We know that redesigning an image is never quick and easy, but we can assure you that the result will not disappoint you. It will be much better and more professional than an automatic conversion. Only note, though, evaluate which image you need to convert to vector. If it is a very complex image, this is probably not the most suitable method, precisely because it could take a very long time to arrive at a satisfactory result.


The Oppaca tips

If you want to convert an image into a vector, first make sure that it has a good resolution and is well defined because if it is grainy, the result will be approximate, especially if you perform an automatic conversion. The conversion also works well on images that are not too complex, with few colours and perhaps with a transparent background.

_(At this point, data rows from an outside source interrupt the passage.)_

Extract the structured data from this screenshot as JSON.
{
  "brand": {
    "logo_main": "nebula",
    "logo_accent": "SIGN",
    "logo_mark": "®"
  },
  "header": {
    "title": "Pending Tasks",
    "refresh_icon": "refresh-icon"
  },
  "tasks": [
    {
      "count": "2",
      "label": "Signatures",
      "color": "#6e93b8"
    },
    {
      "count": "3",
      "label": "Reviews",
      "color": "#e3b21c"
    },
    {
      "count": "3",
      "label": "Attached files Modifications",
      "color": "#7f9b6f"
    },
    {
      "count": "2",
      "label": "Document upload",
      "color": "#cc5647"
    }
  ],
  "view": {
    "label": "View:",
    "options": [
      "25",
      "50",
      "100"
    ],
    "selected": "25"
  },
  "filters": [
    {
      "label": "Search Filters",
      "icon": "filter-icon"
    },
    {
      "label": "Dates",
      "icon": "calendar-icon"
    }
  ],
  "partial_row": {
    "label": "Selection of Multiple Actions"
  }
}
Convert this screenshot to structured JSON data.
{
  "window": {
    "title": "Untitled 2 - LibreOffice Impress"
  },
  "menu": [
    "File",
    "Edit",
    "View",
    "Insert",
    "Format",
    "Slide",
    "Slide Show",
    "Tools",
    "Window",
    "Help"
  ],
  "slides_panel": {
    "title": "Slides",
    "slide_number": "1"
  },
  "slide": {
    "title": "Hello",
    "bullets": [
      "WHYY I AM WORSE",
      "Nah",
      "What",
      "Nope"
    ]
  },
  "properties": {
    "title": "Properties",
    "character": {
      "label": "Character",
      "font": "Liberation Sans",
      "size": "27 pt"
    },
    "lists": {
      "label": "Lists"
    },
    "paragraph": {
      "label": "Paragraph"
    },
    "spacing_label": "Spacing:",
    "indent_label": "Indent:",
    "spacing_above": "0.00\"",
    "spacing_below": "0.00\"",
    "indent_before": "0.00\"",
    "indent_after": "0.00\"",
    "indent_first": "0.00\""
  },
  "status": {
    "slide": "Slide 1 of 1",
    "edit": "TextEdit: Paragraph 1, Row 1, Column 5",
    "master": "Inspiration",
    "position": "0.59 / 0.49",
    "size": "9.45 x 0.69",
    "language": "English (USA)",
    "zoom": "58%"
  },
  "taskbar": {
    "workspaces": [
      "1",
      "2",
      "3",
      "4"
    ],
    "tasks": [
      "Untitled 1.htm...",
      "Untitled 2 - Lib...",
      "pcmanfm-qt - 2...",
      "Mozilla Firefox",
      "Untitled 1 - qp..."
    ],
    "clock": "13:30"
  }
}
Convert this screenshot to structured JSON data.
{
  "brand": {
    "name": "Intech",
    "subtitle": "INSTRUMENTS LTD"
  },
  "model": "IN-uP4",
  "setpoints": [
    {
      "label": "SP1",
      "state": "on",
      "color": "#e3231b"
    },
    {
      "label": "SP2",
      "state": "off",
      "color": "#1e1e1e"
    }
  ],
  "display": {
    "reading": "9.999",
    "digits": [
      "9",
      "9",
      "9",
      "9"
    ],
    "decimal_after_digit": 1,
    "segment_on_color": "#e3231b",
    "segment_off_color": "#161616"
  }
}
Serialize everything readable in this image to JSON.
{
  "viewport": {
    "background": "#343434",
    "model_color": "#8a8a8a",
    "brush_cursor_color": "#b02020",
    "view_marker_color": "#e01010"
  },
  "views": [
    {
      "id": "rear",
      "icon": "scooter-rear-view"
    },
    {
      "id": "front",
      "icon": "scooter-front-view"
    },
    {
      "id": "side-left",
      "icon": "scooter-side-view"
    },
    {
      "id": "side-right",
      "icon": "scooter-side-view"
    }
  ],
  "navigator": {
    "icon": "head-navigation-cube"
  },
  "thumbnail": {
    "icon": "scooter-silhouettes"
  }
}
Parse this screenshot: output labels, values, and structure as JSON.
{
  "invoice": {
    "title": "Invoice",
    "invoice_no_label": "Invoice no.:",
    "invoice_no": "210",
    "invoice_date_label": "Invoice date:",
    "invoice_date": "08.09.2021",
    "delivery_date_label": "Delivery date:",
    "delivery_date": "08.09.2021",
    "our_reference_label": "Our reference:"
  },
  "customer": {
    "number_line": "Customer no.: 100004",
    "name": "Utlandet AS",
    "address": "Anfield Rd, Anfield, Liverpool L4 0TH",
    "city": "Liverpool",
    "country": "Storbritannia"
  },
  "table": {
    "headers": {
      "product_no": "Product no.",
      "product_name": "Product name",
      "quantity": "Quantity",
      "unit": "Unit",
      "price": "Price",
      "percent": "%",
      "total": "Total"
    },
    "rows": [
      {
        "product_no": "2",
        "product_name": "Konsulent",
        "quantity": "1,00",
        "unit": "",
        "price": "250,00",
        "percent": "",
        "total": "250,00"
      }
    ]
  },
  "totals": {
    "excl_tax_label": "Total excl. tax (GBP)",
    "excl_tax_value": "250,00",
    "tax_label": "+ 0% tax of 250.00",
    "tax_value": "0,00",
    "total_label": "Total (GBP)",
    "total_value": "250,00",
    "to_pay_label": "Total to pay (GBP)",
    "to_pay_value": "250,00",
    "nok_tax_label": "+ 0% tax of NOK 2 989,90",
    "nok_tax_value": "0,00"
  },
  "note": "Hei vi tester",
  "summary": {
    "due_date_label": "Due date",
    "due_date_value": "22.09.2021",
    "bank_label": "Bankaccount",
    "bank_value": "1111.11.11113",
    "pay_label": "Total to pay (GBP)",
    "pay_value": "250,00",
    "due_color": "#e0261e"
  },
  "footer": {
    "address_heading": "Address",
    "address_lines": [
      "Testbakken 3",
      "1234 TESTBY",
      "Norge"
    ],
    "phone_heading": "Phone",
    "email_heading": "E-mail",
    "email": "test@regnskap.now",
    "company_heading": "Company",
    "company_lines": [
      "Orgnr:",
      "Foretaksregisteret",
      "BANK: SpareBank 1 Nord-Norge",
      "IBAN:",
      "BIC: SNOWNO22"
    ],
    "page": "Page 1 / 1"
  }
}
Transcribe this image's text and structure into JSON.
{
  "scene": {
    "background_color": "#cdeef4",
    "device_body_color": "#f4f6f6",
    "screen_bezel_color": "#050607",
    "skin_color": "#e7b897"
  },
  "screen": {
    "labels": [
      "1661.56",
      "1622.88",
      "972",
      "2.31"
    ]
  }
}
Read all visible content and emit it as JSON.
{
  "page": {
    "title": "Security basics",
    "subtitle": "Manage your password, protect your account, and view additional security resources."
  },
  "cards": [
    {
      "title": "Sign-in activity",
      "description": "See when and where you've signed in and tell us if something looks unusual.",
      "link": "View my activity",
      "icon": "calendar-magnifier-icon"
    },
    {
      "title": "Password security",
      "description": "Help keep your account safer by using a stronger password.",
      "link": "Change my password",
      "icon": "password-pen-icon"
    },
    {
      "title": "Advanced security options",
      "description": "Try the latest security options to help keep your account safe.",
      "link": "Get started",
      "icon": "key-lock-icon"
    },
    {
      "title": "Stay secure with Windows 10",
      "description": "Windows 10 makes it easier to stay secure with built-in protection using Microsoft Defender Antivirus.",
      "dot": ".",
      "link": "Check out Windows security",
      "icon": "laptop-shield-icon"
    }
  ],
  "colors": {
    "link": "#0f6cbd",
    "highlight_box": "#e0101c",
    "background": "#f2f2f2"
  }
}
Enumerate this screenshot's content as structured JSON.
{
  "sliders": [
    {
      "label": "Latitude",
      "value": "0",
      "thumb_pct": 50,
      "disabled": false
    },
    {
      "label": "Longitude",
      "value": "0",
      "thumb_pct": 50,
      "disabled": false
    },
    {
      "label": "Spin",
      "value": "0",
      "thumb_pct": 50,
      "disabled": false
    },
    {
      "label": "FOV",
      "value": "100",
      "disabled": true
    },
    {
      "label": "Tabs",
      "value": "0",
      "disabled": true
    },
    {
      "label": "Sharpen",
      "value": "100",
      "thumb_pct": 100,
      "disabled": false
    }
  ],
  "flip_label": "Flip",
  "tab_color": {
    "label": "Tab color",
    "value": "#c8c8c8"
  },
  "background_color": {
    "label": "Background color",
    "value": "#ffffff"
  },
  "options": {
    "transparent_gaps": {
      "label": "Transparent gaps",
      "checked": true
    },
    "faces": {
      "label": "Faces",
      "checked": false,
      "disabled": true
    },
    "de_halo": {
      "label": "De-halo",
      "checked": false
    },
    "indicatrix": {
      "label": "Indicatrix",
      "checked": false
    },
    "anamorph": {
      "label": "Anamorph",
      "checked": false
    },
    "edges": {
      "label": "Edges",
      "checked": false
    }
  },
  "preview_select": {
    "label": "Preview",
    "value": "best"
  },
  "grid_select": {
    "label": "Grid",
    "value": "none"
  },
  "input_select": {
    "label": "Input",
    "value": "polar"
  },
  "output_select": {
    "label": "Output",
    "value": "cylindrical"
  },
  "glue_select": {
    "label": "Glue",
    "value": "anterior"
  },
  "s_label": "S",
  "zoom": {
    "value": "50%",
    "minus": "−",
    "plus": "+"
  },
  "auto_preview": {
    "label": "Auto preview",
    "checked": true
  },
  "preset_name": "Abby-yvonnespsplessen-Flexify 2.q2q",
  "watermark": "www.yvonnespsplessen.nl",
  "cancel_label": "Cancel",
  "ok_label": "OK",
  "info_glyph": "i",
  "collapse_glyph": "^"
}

Another tip, when you draw manually, zoom in as much as possible to follow the lines of your image with greater accuracy and use the Sampler to assign a colour to your shapes.


As you may have understood, vectorizing an image with Illustrator is not as fast and intuitive as you might imagine. To trace professionally, you need time, skills and a lot of patience; Fortunately, some "automatic" tools come to our aid, but in any case, we need to be able to manage them in the best possible way to get an accurate result.

Adobe Illustrator is the software par excellence for working with vector graphics. However, there are some cases where it is not the best way to vectorize an image. For this reason, in the following article, we will see how to do it with Adobe Photoshop, the best-known photo editing software. So please stay up to date, so you don't miss it!